MATERIAL FOR THE TASK:
»»
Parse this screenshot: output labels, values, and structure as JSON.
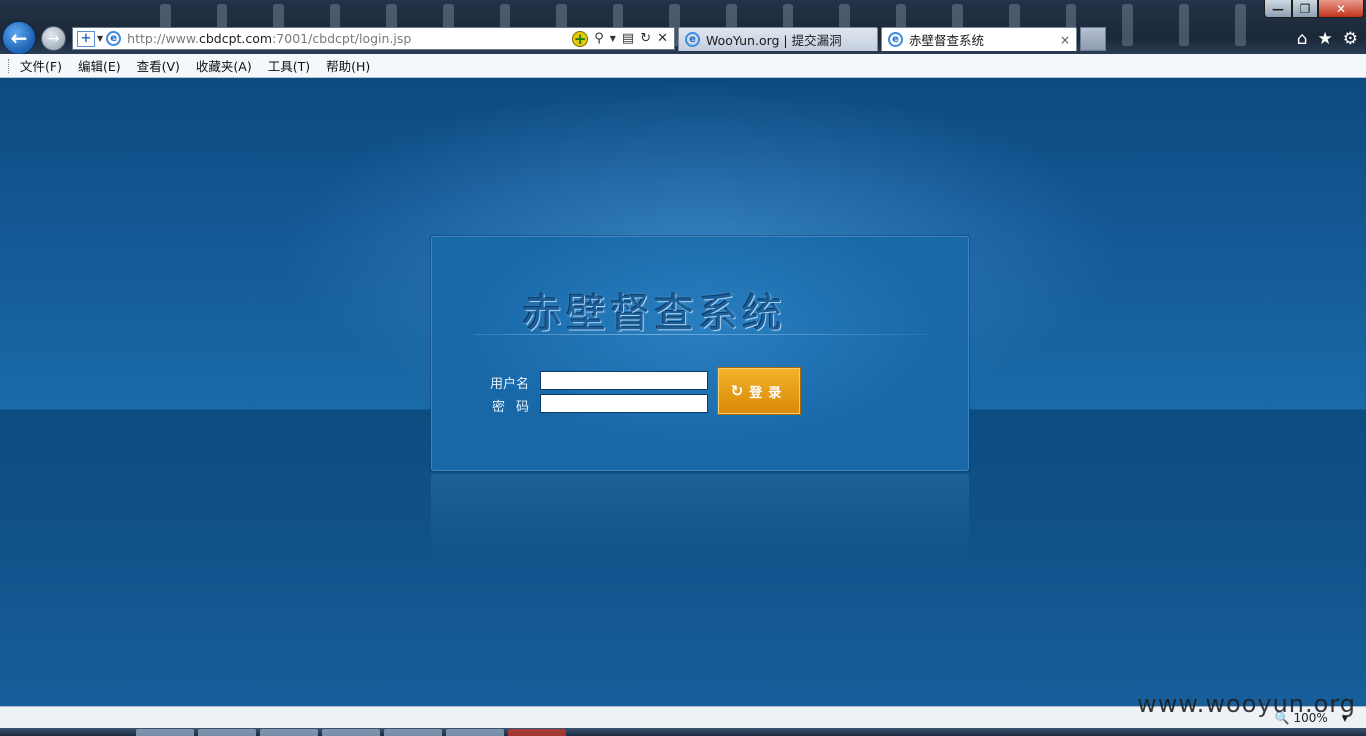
{
  "browser": {
    "address_url_prefix": "http://www.",
    "address_url_domain": "cbdcpt.com",
    "address_url_rest": ":7001/cbdcpt/login.jsp",
    "tabs": [
      {
        "label": "WooYun.org | 提交漏洞",
        "active": false
      },
      {
        "label": "赤壁督查系统",
        "active": true
      }
    ],
    "tab_close_glyph": "×"
  },
  "menubar": {
    "items": [
      "文件(F)",
      "编辑(E)",
      "查看(V)",
      "收藏夹(A)",
      "工具(T)",
      "帮助(H)"
    ]
  },
  "login": {
    "system_title": "赤壁督查系统",
    "username_label": "用户名",
    "password_label": "密码",
    "username_value": "",
    "password_value": "",
    "submit_label": "登录"
  },
  "statusbar": {
    "zoom": "100%"
  },
  "watermark": "www.wooyun.org",
  "colors": {
    "page_background": "#0f4a7f",
    "login_button": "#e59a10",
    "panel": "#1a6aa8"
  },
  "icons": [
    "back-arrow-icon",
    "forward-arrow-icon",
    "compat-view-icon",
    "ie-logo-icon",
    "add-icon",
    "search-icon",
    "refresh-icon",
    "stop-icon",
    "home-icon",
    "favorites-star-icon",
    "settings-gear-icon",
    "zoom-icon"
  ]
}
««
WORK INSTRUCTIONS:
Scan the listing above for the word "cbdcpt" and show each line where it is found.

OUTPUT:
    "address_url_domain": "cbdcpt.com",
    "address_url_rest": ":7001/cbdcpt/login.jsp",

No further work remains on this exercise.